Marriage and divorce are as much about economics as they are matters of the heart. In fact, a lot of divorce attorneys encourage their clients to try to put their emotions on hold during a divorce and concentrate purely on the financial decisions that need to be made -- because the repercussions of a bad decision during a divorce can last for decades.
When you're thinking about marital assets that need to be divided, it's important not to overlook the following things:
You may not have the slightest desire for your spouse's coin collection or bottles of vintage wines -- but if those things were acquired during the marriage, you have a right to consider them marital assets. You may not actually want the items, but their value should be determined and added to the total household assets. That way, when it comes time to divide the total, you get your fair share. If your spouse wants to keep the whole collection, you can take the value of what you're entitled to out of something else (like cash).
Other people's debts
Did your spouse loan money to someone? For example, if your wife loaned her son from her first marriage $50,000 to start a business, you're probably entitled to a share of any repayment. That can add up if you've been generous with children, siblings and friends.
Don't overlook any inventions, patents, royalty rights and copyrights -- even if they haven't produced any income so far. Intellectual property can hang out for a long time doing nothing before it suddenly becomes a hot-ticket item. You want to make sure that your divorce addresses your right to whatever dividends or income those things actually produce in the future so that you aren't left out in the cold if something takes off.
Golf clubs, country clubs and luxury resort clubs can cost tens of thousands of dollars yearly. That's a valuable item that shouldn't be overlooked when tallying up the marital assets -- even if you don't have the slightest interest in that particular item personally. Just like collectible items, you can trade the value of your share for something else your spouse doesn't want.

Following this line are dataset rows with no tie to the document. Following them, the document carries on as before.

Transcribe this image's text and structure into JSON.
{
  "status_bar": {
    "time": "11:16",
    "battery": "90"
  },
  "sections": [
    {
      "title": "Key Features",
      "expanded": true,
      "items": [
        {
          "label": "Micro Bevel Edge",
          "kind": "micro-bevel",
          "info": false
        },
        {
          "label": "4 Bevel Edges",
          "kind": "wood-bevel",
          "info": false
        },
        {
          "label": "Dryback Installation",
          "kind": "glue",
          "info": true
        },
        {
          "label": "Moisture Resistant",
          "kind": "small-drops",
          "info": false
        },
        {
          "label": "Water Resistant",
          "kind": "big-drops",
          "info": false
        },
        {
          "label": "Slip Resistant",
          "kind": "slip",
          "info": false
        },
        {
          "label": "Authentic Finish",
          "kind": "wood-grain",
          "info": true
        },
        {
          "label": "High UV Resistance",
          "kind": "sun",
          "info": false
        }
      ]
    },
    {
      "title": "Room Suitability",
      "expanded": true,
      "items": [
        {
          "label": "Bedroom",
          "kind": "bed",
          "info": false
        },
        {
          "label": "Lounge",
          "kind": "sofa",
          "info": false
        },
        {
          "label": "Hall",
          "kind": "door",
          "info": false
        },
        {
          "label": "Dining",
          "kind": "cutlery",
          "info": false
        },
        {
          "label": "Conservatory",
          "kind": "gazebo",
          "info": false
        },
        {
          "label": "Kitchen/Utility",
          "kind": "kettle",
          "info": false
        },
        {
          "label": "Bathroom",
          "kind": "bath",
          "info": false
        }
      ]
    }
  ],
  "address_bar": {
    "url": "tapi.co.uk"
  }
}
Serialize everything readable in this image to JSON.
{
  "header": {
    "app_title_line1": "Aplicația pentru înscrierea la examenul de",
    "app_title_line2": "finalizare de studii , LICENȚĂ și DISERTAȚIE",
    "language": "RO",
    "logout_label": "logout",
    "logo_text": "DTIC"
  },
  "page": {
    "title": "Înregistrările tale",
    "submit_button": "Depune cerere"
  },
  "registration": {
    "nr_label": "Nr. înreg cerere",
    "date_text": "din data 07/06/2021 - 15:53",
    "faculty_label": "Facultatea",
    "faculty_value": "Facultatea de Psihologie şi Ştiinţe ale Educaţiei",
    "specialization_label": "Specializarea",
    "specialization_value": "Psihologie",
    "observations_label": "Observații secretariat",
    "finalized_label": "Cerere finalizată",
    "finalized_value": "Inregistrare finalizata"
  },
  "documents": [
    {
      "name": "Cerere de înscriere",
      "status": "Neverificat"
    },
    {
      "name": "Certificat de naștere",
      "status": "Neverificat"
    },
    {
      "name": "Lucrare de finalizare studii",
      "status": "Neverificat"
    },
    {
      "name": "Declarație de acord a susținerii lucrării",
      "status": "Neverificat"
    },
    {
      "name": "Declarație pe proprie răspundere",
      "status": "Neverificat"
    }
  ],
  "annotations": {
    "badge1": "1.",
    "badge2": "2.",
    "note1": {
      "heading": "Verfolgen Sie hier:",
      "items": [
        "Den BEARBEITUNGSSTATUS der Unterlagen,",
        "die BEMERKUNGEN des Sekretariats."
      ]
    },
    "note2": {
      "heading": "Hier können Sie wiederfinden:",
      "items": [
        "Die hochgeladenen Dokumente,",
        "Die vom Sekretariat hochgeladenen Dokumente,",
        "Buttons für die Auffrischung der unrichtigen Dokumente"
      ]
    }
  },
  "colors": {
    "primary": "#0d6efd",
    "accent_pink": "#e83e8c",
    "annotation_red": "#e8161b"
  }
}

It's important to think about every aspect of your financial life when you're dividing marital property -- otherwise, items like these can easily be overlooked.